Now, party leader Sir Ed Davey wants the Competition and Markets Authority (CMA) to look into whether the country’s biggest retailers have put up shelf prices on goods by more than is necessary. Speaking as part of the ongoing local election campaign, Davey said the Lib Dems would reduce food prices and introduce tougher regulations if it was in government.
He said: “Under the Conservatives, the cost of the weekly shop is going through the roof while supermarkets are raking in eye-watering profits. Millions of families risk being overwhelmed by soaring food prices, coming on top of rising bills and housing costs. The Conservatives have no plan to deal with this cost-of-living crisis – instead they’re making it so much worse with all their chaos.

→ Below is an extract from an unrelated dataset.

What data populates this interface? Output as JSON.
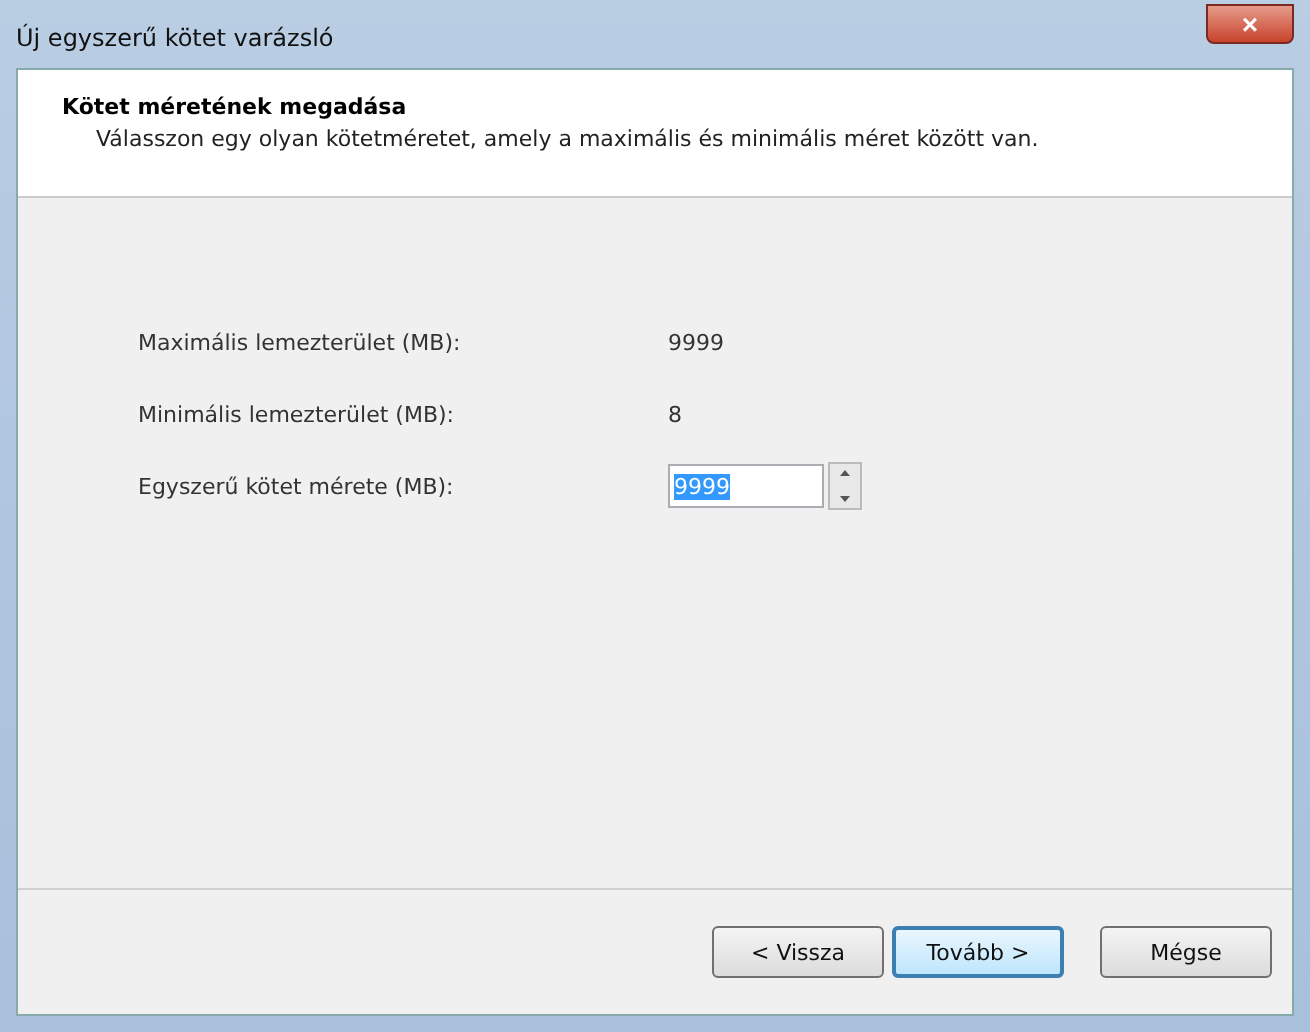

“British farmers will not see any extra income from these soaring food prices. These food prices benefit absolutely no one but the supermarket giants. We need to bring soaring food prices back under control and offer relief to families. That means cracking down on profiteering by food multinationals and the big supermarkets so customers get a fair deal.”
The BRC hit back at Davey’s comments, insisting that its members - including several leading UK supermarket chains - are “working hard to limit price rises for customers”. The trade body’s director of food and sustainability, Andrew Opie, said: “To help those impacted by the high cost of living, supermarkets have expanded their affordable food ranges, fixed the price of many essentials and offer support to vulnerable groups. When the cost pressures facing retailers do eventually ease, retail prices will follow fast as they fiercely compete for market share.”
Meanwhile, the Labour Party has said it would make several changes to help the country recover from “13 years of Tory economic failure”. Its shadow DEFRA Secretary Jim McMahon said: “By making our energy supply more secure, Labour would ease the pressure on families and businesses. By cutting business rates, strengthening supply chains and prioritising British food production, we can tackle these problems and build a better Britain."
The Conservatives have pledged to halve inflation this year in a bid to ease the cost of living crisis. During the food shortages in February 2023, Farming Minister Mark Spencer summoned supermarket chiefs to explain how they planned to “get shelves stocked again” and “avoid a repeat” of the crisis.
It comes after NationalWorld analysis of supermarket value ranges found their prices had soared by well above the rate of CPI food inflation over the last 12 months.